The Metropolitan Police has hit back at accusations that its officers deleted images captured by news photographers at Heathrow during the recent terror alert.

The Metropolitan Police has hit back at accusations that its officers deleted images captured by news photographers at Heathrow during the recent terror alert.

Meanwhile, we have learnt that press photographers are planning to meet police and airport chiefs to discuss the issue of photographers? rights – to avoid potential clashes during any future security crackdowns.

As we reported last Friday, the Mirror’s senior staff photographer Mike Moore was understood to be among photographers whose images were deleted, according to journalists’ trade magazine Press Gazette in an article dated 18 August (in 2005 Moore was the winner of AP’s Power of Photography award).

Earlier this year the Metropolitan Police agreed to stick to new guidelines concerning their treatment of photojournalists covering news events. A crucial part of the rules state: ?Once images are recorded we have no power to delete or confiscate them without a court order, even if we think they contain damaging or useful evidence.? [See AP 25 March 2006].

Freelance photographer Paul Stewart ? who helped draw up the guidelines ? told us he is aware of images being deleted from two press photographers at Heathrow.

He also claimed that on 12 August ? two days after the uncovering of the alleged terror plot – all press photographers from Sunday newspapers were ?evicted? from a Heathrow terminal, adding that a photographer from Associated Press was ?escorted out of the airport and told never to come on to airport property again?.
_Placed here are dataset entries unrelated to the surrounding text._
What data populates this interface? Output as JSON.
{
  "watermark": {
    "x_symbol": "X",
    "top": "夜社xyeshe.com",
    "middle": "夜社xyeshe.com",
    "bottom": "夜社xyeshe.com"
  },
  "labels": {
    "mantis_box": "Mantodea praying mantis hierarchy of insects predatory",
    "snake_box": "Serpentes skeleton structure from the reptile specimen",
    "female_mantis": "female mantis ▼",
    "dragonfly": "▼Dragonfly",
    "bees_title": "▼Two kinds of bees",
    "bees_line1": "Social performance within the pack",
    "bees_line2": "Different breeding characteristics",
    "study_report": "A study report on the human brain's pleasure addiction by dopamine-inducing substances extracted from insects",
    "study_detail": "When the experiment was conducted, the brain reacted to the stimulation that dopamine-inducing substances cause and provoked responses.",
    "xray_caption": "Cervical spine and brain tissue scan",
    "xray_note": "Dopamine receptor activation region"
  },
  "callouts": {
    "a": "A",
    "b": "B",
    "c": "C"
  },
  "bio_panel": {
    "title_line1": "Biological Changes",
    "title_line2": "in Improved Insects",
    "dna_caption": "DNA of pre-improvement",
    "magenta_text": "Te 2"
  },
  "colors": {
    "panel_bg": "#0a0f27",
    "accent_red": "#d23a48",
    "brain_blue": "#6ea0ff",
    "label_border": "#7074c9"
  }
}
But Scotland Yard?s chief press officer Bob Cox yesterday told us that the Metropolitan Police had not received any complaints from photographers about officers deleting images.

Cox confirmed that the police/photographer guidelines would apply to officers operating at BAA-run airports, even though they are privately run.

?The fact that something is in a newspaper [Press Gazette] doesn?t mean that it is fact. I am not aware of any complaints that it actually happened,? said Cox. But he admitted: ?There certainly were incidents involving police and photographers but it is an issue which I think you should ask BAA about? BAA certainly do implement their own bylaws.?

Stewart told us he is planning to help arrange talks between BAA, press photographers and the Met to avoid any such problems arising in future: ?We?d like to try and deal with situations without official complaints because that just ties everybody up,? he explained. ?If we can resolve these things in the spirit of the guidelines that is what they are for.?

BAA’s head of media relations Mark Mann told us: ?Clearly, at times of tightened national security, walking around an airport with a camera just firing off shots unescorted and without a permit isn?t a very wise thing to do.?

Stewart believes that BAA?s own accredited airport-based photographers – who cover day-to-day events at Heathrow – are not able to cover major news stories because there are not enough of them to cope. He said newspapers therefore need to dispatch their own snappers to cover such incidents. ?Three photographers couldn?t handle it,? he said.

The Met?s Bob Cox told us that if an officer had been accused of deleting images then police would investigate any such complaint.

BAA advises the press to contact its media centre for a permit before visiting Heathrow. Mann said that, once they have a permit, photographers will be escorted to a designated press area. ?We?ll do everything we can to get them over to that area to enable them to get the pictures they need, as and when possible.?

Mann claimed photographers were ?well looked after? at Heathrow during the latest terrorism alert. ?We actually fed and watered them for the first couple of days,? he told us.?